Your task:
Wherever a line below holds the word "package", copy that line.
━━ Provided records
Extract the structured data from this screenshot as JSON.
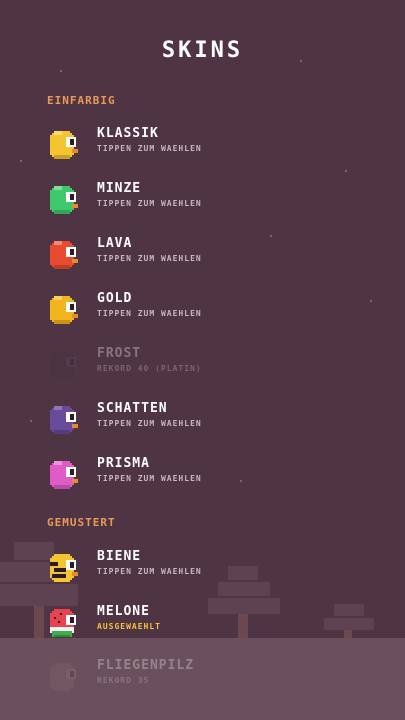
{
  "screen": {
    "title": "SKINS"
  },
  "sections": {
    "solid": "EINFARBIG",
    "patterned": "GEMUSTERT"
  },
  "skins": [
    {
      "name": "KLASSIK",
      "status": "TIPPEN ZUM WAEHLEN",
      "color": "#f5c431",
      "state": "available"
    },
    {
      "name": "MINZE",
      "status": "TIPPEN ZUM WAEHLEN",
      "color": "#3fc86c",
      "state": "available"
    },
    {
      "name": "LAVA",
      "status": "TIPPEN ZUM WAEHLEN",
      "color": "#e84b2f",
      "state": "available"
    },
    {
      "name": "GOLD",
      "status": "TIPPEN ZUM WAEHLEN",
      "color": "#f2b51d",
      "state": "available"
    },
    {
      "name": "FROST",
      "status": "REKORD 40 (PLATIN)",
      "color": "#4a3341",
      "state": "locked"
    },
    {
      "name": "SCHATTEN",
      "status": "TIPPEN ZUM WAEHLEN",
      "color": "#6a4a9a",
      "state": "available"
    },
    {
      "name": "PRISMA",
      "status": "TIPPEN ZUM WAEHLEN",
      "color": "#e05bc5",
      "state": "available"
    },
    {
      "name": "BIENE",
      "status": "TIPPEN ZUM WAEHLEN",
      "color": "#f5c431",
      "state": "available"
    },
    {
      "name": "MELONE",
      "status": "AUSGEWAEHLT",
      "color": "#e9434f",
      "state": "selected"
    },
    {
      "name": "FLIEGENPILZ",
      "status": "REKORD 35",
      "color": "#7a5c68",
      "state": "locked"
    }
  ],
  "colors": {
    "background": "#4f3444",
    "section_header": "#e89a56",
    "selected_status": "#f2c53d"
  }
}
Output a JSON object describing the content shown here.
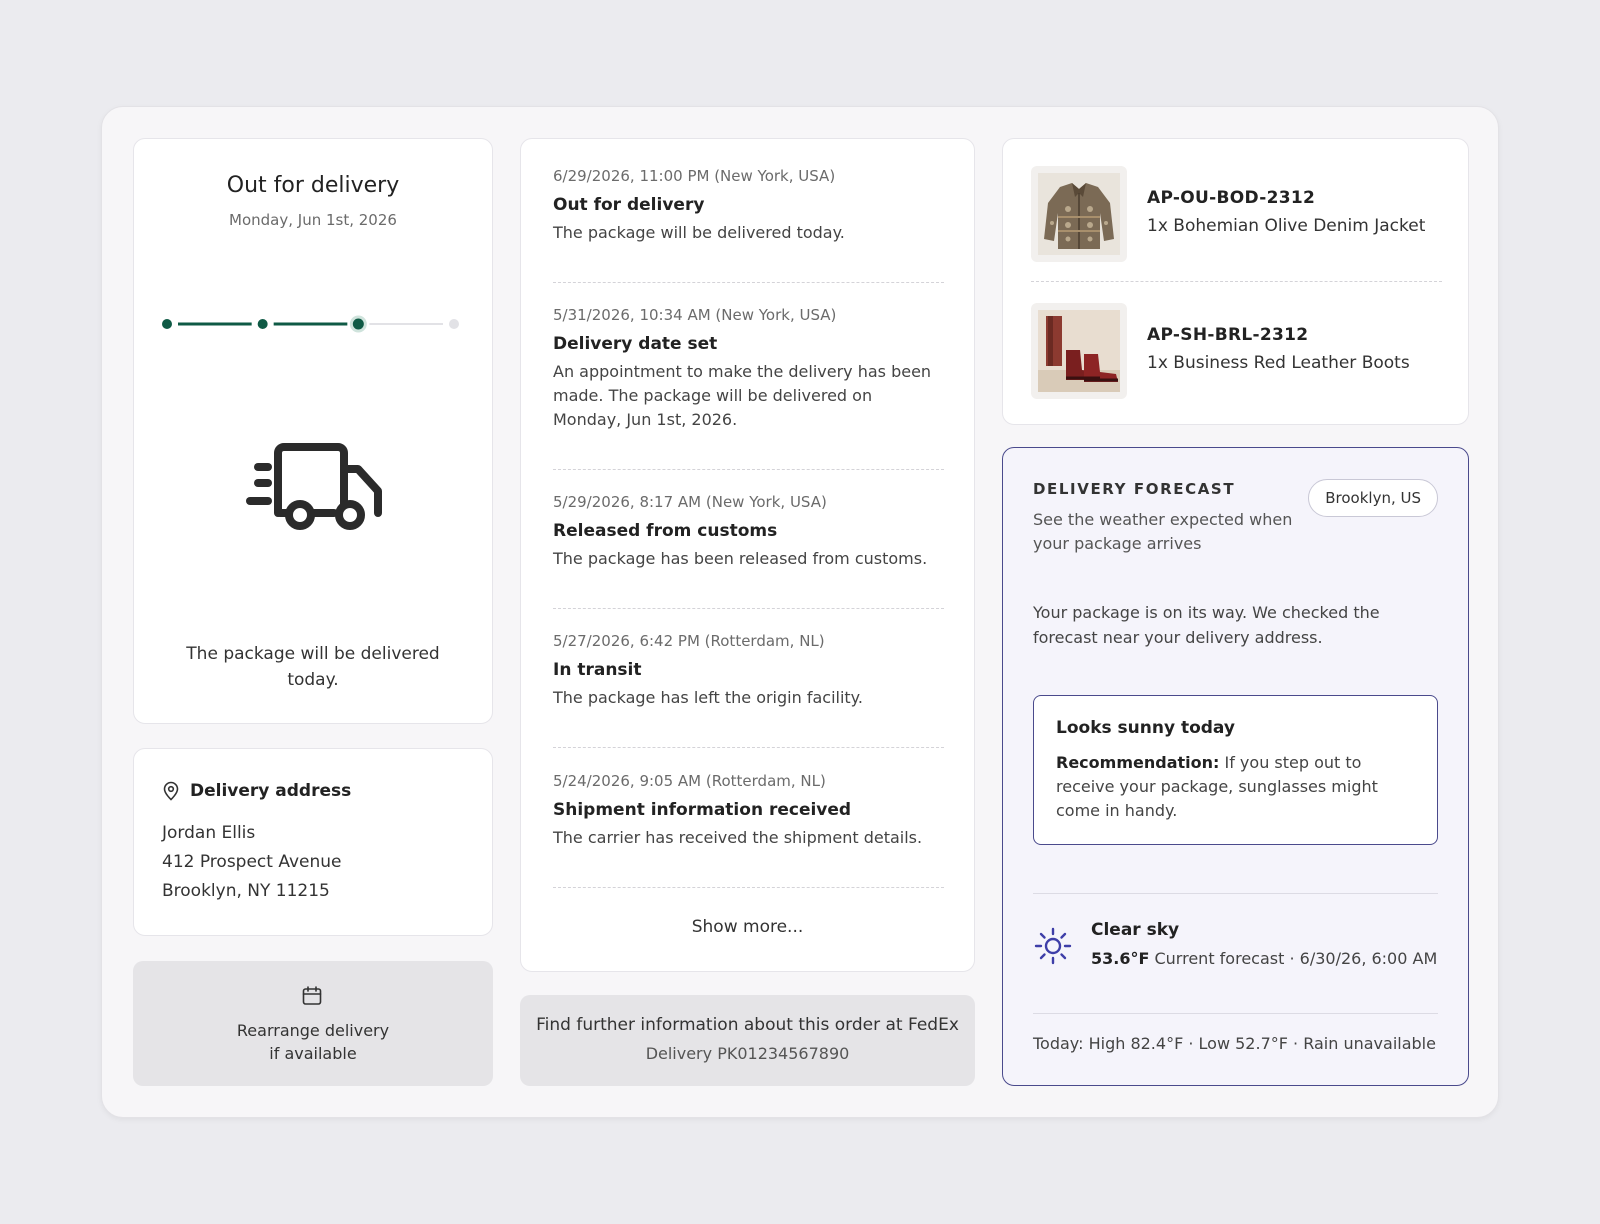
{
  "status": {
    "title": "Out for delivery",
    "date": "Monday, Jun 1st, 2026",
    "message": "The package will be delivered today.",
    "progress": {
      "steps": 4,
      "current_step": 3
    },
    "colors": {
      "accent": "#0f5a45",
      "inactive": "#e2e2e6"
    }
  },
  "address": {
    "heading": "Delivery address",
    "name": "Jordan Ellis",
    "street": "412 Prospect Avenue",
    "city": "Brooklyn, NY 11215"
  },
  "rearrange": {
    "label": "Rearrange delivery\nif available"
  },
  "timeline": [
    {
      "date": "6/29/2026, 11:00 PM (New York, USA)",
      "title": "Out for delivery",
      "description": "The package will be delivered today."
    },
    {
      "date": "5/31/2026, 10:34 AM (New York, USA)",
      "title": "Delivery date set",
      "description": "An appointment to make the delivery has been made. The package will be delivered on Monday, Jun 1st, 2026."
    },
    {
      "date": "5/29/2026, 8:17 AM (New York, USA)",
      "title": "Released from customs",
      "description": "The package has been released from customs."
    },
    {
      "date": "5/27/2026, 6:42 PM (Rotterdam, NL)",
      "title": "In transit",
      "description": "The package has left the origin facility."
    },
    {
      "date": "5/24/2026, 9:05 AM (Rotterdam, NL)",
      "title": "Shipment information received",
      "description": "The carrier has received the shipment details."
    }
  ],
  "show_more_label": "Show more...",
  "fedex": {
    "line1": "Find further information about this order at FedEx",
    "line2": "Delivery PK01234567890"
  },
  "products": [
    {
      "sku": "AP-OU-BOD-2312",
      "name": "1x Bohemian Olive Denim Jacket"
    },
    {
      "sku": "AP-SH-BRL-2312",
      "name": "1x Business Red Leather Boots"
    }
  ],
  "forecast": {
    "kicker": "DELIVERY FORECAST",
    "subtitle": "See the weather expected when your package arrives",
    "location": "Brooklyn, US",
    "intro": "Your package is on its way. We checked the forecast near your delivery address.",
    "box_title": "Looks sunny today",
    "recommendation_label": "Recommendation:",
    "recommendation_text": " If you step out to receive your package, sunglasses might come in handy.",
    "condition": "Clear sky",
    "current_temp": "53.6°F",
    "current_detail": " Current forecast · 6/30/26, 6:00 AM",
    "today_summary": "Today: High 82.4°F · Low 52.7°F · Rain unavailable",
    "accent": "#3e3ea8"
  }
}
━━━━
Response below:
    "message": "The package will be delivered today.",
      "description": "The package will be delivered today."
      "description": "An appointment to make the delivery has been made. The package will be delivered on Monday, Jun 1st, 2026."
      "description": "The package has been released from customs."
      "description": "The package has left the origin facility."
    "subtitle": "See the weather expected when your package arrives",
    "intro": "Your package is on its way. We checked the forecast near your delivery address.",
    "recommendation_text": " If you step out to receive your package, sunglasses might come in handy.",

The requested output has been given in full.